[Data under study Boundary: Start]

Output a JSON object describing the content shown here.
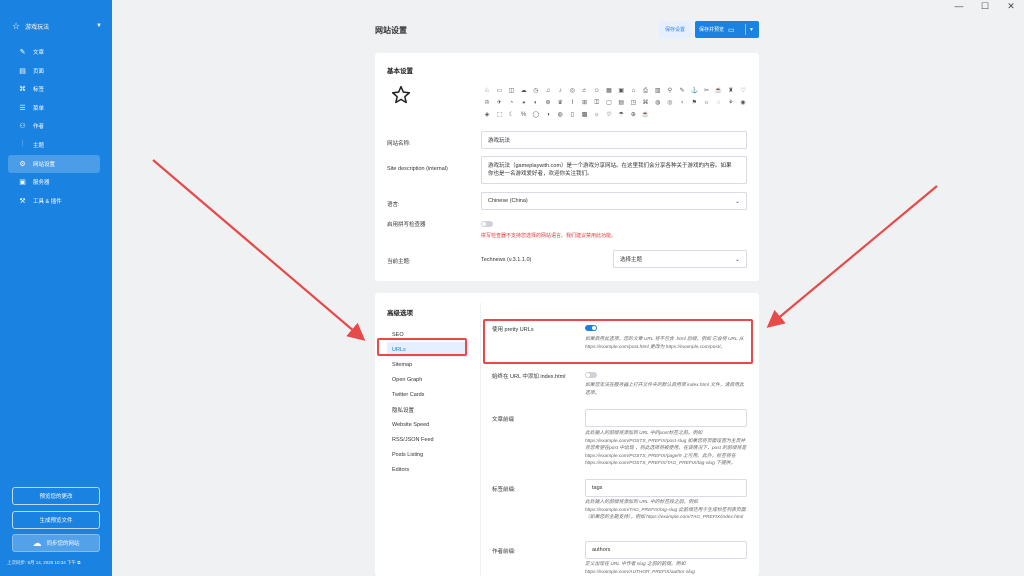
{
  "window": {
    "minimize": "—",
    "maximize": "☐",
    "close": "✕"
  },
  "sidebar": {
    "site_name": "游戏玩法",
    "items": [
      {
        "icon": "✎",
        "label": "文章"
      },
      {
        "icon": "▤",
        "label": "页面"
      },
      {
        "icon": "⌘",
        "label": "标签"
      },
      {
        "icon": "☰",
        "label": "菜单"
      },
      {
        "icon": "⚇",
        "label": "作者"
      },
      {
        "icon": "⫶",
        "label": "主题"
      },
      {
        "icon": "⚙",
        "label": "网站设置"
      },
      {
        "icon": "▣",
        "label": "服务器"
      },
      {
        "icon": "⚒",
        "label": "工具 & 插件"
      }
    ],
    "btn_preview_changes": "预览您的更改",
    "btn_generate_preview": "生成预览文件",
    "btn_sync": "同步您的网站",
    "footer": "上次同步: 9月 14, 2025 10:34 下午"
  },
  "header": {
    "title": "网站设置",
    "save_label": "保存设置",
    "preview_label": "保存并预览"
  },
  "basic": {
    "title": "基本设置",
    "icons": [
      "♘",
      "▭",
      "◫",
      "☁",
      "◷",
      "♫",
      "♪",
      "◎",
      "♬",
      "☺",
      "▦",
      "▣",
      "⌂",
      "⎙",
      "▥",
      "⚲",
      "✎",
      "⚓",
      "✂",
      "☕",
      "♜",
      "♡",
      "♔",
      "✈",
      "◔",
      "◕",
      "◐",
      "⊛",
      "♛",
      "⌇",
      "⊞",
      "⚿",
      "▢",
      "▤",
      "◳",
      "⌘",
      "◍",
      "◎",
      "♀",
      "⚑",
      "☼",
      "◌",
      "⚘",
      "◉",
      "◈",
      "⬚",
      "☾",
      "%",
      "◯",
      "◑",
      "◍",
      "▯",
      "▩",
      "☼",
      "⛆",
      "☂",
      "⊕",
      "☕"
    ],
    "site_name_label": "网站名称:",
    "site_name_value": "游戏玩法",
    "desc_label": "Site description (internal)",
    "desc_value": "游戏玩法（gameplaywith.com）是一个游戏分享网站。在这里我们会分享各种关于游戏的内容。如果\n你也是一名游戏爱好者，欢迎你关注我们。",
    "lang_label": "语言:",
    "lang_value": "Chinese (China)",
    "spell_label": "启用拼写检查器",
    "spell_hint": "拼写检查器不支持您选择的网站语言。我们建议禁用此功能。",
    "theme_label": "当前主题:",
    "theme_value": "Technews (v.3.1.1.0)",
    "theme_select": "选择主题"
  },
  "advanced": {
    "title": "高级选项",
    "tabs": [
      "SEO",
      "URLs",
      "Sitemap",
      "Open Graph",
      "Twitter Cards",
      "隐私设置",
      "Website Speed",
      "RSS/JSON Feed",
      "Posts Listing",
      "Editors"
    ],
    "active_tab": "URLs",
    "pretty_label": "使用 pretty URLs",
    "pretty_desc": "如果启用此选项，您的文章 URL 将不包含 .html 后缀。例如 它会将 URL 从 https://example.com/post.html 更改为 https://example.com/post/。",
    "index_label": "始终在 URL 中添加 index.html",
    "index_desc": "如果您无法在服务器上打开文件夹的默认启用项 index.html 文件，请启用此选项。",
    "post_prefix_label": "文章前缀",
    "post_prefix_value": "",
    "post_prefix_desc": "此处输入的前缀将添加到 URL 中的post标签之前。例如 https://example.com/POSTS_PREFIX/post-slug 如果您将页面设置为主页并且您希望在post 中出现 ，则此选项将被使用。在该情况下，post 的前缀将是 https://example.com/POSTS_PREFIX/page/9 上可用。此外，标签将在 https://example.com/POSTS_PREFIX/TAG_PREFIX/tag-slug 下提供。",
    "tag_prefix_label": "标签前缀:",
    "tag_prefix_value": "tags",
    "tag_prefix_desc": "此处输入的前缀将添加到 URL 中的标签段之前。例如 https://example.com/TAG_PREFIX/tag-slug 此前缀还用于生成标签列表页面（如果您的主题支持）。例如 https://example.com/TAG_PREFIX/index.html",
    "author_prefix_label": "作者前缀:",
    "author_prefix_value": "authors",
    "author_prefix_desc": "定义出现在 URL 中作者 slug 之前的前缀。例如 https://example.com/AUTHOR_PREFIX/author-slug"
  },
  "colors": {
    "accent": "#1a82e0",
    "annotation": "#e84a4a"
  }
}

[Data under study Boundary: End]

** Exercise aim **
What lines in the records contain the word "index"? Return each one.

** Output of the exercise **
    "index_label": "始终在 URL 中添加 index.html",
    "index_desc": "如果您无法在服务器上打开文件夹的默认启用项 index.html 文件，请启用此选项。",
    "tag_prefix_desc": "此处输入的前缀将添加到 URL 中的标签段之前。例如 https://example.com/TAG_PREFIX/tag-slug 此前缀还用于生成标签列表页面（如果您的主题支持）。例如 https://example.com/TAG_PREFIX/index.html",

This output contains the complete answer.